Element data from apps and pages
== Segment start ==

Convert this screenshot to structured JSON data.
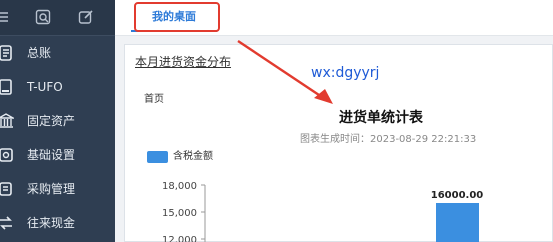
{
  "sidebar": {
    "top_icons": [
      "menu-icon",
      "image-icon",
      "edit-icon"
    ],
    "items": [
      {
        "label": "总账",
        "icon": "ledger-icon"
      },
      {
        "label": "T-UFO",
        "icon": "ufo-icon"
      },
      {
        "label": "固定资产",
        "icon": "bank-icon"
      },
      {
        "label": "基础设置",
        "icon": "settings-icon"
      },
      {
        "label": "采购管理",
        "icon": "purchase-icon"
      },
      {
        "label": "往来现金",
        "icon": "transfer-icon"
      }
    ]
  },
  "tabs": [
    {
      "label": "我的桌面",
      "active": true
    }
  ],
  "panel": {
    "title": "本月进货资金分布",
    "home_label": "首页",
    "watermark": "wx:dgyyrj"
  },
  "chart_data": {
    "type": "bar",
    "title": "进货单统计表",
    "subtitle": "图表生成时间：2023-08-29 22:21:33",
    "legend": [
      {
        "name": "含税金额",
        "color": "#3b8fe0"
      }
    ],
    "y_ticks": [
      "18,000",
      "15,000",
      "12,000"
    ],
    "ylim": [
      0,
      18000
    ],
    "series": [
      {
        "name": "含税金额",
        "values": [
          16000
        ]
      }
    ],
    "data_labels": [
      "16000.00"
    ]
  },
  "colors": {
    "sidebar_bg": "#2f3e52",
    "accent": "#2e7bd8",
    "annotation_red": "#e23b2f",
    "bar": "#3b8fe0"
  }
}
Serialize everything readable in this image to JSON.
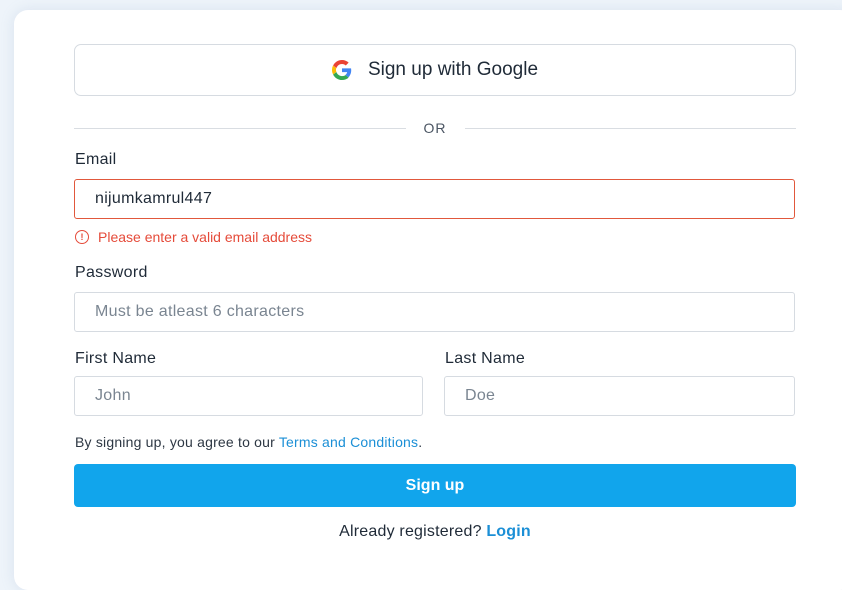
{
  "google_button": {
    "label": "Sign up with Google",
    "icon": "google-g-icon"
  },
  "divider": {
    "text": "OR"
  },
  "email": {
    "label": "Email",
    "value": "nijumkamrul447",
    "placeholder": "",
    "error_text": "Please enter a valid email address",
    "error_icon": "info-circle-icon"
  },
  "password": {
    "label": "Password",
    "value": "",
    "placeholder": "Must be atleast 6 characters"
  },
  "first_name": {
    "label": "First Name",
    "value": "",
    "placeholder": "John"
  },
  "last_name": {
    "label": "Last Name",
    "value": "",
    "placeholder": "Doe"
  },
  "terms": {
    "prefix": "By signing up, you agree to our ",
    "link": "Terms and Conditions",
    "suffix": "."
  },
  "signup_button": {
    "label": "Sign up"
  },
  "login_prompt": {
    "text": "Already registered? ",
    "link": "Login"
  },
  "colors": {
    "accent": "#11a5ec",
    "link": "#1b8fd6",
    "error": "#e54b3a"
  }
}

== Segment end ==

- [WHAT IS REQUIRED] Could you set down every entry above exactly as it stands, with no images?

- [EXERCISE RESPONSE]
Convert this screenshot to structured JSON data.
{
  "sidebar": {
    "top_icons": [
      "menu-icon",
      "image-icon",
      "edit-icon"
    ],
    "items": [
      {
        "label": "总账",
        "icon": "ledger-icon"
      },
      {
        "label": "T-UFO",
        "icon": "ufo-icon"
      },
      {
        "label": "固定资产",
        "icon": "bank-icon"
      },
      {
        "label": "基础设置",
        "icon": "settings-icon"
      },
      {
        "label": "采购管理",
        "icon": "purchase-icon"
      },
      {
        "label": "往来现金",
        "icon": "transfer-icon"
      }
    ]
  },
  "tabs": [
    {
      "label": "我的桌面",
      "active": true
    }
  ],
  "panel": {
    "title": "本月进货资金分布",
    "home_label": "首页",
    "watermark": "wx:dgyyrj"
  },
  "chart_data": {
    "type": "bar",
    "title": "进货单统计表",
    "subtitle": "图表生成时间：2023-08-29 22:21:33",
    "legend": [
      {
        "name": "含税金额",
        "color": "#3b8fe0"
      }
    ],
    "y_ticks": [
      "18,000",
      "15,000",
      "12,000"
    ],
    "ylim": [
      0,
      18000
    ],
    "series": [
      {
        "name": "含税金额",
        "values": [
          16000
        ]
      }
    ],
    "data_labels": [
      "16000.00"
    ]
  },
  "colors": {
    "sidebar_bg": "#2f3e52",
    "accent": "#2e7bd8",
    "annotation_red": "#e23b2f",
    "bar": "#3b8fe0"
  }
}
Serialize everything readable in this image to JSON.
{
  "google_button": {
    "label": "Sign up with Google",
    "icon": "google-g-icon"
  },
  "divider": {
    "text": "OR"
  },
  "email": {
    "label": "Email",
    "value": "nijumkamrul447",
    "placeholder": "",
    "error_text": "Please enter a valid email address",
    "error_icon": "info-circle-icon"
  },
  "password": {
    "label": "Password",
    "value": "",
    "placeholder": "Must be atleast 6 characters"
  },
  "first_name": {
    "label": "First Name",
    "value": "",
    "placeholder": "John"
  },
  "last_name": {
    "label": "Last Name",
    "value": "",
    "placeholder": "Doe"
  },
  "terms": {
    "prefix": "By signing up, you agree to our ",
    "link": "Terms and Conditions",
    "suffix": "."
  },
  "signup_button": {
    "label": "Sign up"
  },
  "login_prompt": {
    "text": "Already registered? ",
    "link": "Login"
  },
  "colors": {
    "accent": "#11a5ec",
    "link": "#1b8fd6",
    "error": "#e54b3a"
  }
}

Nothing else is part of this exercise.